# Aim of the exercise
Here are some entries; quote each one exactly.

Website and app data records
● ● ● ● ●

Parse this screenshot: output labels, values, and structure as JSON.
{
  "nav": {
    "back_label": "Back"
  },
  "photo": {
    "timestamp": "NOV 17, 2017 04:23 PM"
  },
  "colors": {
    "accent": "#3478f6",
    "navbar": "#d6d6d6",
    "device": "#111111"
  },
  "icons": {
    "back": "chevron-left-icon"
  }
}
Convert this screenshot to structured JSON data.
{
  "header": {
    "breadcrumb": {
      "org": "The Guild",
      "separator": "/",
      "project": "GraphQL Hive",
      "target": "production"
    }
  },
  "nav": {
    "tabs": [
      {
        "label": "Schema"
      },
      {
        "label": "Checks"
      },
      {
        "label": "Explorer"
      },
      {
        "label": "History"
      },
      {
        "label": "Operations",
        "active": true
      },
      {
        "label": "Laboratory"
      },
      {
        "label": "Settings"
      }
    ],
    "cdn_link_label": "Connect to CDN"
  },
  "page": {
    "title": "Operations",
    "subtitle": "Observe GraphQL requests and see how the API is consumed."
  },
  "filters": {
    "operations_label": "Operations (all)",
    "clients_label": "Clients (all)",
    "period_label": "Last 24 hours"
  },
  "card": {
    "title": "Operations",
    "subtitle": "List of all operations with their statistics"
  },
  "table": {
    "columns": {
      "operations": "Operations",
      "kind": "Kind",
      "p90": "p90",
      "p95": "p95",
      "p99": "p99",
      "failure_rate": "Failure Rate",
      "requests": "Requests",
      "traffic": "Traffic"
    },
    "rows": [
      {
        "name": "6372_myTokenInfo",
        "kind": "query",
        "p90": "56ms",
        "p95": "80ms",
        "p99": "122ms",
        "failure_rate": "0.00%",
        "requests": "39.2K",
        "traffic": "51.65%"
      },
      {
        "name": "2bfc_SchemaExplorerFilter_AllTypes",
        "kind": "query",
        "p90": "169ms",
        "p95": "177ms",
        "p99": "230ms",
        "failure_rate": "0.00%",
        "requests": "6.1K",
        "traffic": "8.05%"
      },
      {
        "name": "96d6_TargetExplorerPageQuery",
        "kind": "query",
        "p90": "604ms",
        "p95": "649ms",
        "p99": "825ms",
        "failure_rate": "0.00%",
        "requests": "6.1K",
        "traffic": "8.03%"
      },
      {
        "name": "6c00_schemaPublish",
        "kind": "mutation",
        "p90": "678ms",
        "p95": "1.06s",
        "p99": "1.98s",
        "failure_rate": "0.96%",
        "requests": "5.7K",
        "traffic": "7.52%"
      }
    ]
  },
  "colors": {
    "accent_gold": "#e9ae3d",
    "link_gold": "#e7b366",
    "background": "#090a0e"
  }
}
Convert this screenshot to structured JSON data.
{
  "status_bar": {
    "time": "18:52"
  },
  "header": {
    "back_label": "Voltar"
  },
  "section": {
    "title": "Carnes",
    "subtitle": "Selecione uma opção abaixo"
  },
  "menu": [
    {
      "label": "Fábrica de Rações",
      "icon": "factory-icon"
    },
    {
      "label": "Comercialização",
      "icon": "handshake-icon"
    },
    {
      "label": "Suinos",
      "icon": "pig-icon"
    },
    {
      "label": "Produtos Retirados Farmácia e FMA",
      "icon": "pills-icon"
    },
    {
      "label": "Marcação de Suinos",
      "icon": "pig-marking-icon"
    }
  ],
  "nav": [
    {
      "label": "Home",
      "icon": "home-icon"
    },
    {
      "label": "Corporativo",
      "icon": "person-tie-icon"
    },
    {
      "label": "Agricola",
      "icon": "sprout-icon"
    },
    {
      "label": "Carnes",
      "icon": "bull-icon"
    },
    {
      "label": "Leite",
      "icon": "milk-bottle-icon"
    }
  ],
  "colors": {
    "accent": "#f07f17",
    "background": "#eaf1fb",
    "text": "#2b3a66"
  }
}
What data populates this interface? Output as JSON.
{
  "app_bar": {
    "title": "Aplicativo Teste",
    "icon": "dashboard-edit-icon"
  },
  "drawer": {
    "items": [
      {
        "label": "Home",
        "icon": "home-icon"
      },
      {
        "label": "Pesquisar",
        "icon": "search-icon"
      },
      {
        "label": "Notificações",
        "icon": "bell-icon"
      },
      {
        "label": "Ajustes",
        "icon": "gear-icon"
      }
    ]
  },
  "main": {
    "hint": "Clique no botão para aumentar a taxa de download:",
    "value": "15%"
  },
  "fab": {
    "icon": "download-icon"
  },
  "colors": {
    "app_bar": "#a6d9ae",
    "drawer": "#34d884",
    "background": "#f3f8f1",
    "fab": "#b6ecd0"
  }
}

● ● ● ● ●

# Reply
Parse this screenshot: output labels, values, and structure as JSON.
{
  "nav": {
    "back_label": "Back"
  },
  "photo": {
    "timestamp": "NOV 17, 2017 04:23 PM"
  },
  "colors": {
    "accent": "#3478f6",
    "navbar": "#d6d6d6",
    "device": "#111111"
  },
  "icons": {
    "back": "chevron-left-icon"
  }
}
Convert this screenshot to structured JSON data.
{
  "header": {
    "breadcrumb": {
      "org": "The Guild",
      "separator": "/",
      "project": "GraphQL Hive",
      "target": "production"
    }
  },
  "nav": {
    "tabs": [
      {
        "label": "Schema"
      },
      {
        "label": "Checks"
      },
      {
        "label": "Explorer"
      },
      {
        "label": "History"
      },
      {
        "label": "Operations",
        "active": true
      },
      {
        "label": "Laboratory"
      },
      {
        "label": "Settings"
      }
    ],
    "cdn_link_label": "Connect to CDN"
  },
  "page": {
    "title": "Operations",
    "subtitle": "Observe GraphQL requests and see how the API is consumed."
  },
  "filters": {
    "operations_label": "Operations (all)",
    "clients_label": "Clients (all)",
    "period_label": "Last 24 hours"
  },
  "card": {
    "title": "Operations",
    "subtitle": "List of all operations with their statistics"
  },
  "table": {
    "columns": {
      "operations": "Operations",
      "kind": "Kind",
      "p90": "p90",
      "p95": "p95",
      "p99": "p99",
      "failure_rate": "Failure Rate",
      "requests": "Requests",
      "traffic": "Traffic"
    },
    "rows": [
      {
        "name": "6372_myTokenInfo",
        "kind": "query",
        "p90": "56ms",
        "p95": "80ms",
        "p99": "122ms",
        "failure_rate": "0.00%",
        "requests": "39.2K",
        "traffic": "51.65%"
      },
      {
        "name": "2bfc_SchemaExplorerFilter_AllTypes",
        "kind": "query",
        "p90": "169ms",
        "p95": "177ms",
        "p99": "230ms",
        "failure_rate": "0.00%",
        "requests": "6.1K",
        "traffic": "8.05%"
      },
      {
        "name": "96d6_TargetExplorerPageQuery",
        "kind": "query",
        "p90": "604ms",
        "p95": "649ms",
        "p99": "825ms",
        "failure_rate": "0.00%",
        "requests": "6.1K",
        "traffic": "8.03%"
      },
      {
        "name": "6c00_schemaPublish",
        "kind": "mutation",
        "p90": "678ms",
        "p95": "1.06s",
        "p99": "1.98s",
        "failure_rate": "0.96%",
        "requests": "5.7K",
        "traffic": "7.52%"
      }
    ]
  },
  "colors": {
    "accent_gold": "#e9ae3d",
    "link_gold": "#e7b366",
    "background": "#090a0e"
  }
}
Convert this screenshot to structured JSON data.
{
  "status_bar": {
    "time": "18:52"
  },
  "header": {
    "back_label": "Voltar"
  },
  "section": {
    "title": "Carnes",
    "subtitle": "Selecione uma opção abaixo"
  },
  "menu": [
    {
      "label": "Fábrica de Rações",
      "icon": "factory-icon"
    },
    {
      "label": "Comercialização",
      "icon": "handshake-icon"
    },
    {
      "label": "Suinos",
      "icon": "pig-icon"
    },
    {
      "label": "Produtos Retirados Farmácia e FMA",
      "icon": "pills-icon"
    },
    {
      "label": "Marcação de Suinos",
      "icon": "pig-marking-icon"
    }
  ],
  "nav": [
    {
      "label": "Home",
      "icon": "home-icon"
    },
    {
      "label": "Corporativo",
      "icon": "person-tie-icon"
    },
    {
      "label": "Agricola",
      "icon": "sprout-icon"
    },
    {
      "label": "Carnes",
      "icon": "bull-icon"
    },
    {
      "label": "Leite",
      "icon": "milk-bottle-icon"
    }
  ],
  "colors": {
    "accent": "#f07f17",
    "background": "#eaf1fb",
    "text": "#2b3a66"
  }
}
What data populates this interface? Output as JSON.
{
  "app_bar": {
    "title": "Aplicativo Teste",
    "icon": "dashboard-edit-icon"
  },
  "drawer": {
    "items": [
      {
        "label": "Home",
        "icon": "home-icon"
      },
      {
        "label": "Pesquisar",
        "icon": "search-icon"
      },
      {
        "label": "Notificações",
        "icon": "bell-icon"
      },
      {
        "label": "Ajustes",
        "icon": "gear-icon"
      }
    ]
  },
  "main": {
    "hint": "Clique no botão para aumentar a taxa de download:",
    "value": "15%"
  },
  "fab": {
    "icon": "download-icon"
  },
  "colors": {
    "app_bar": "#a6d9ae",
    "drawer": "#34d884",
    "background": "#f3f8f1",
    "fab": "#b6ecd0"
  }
}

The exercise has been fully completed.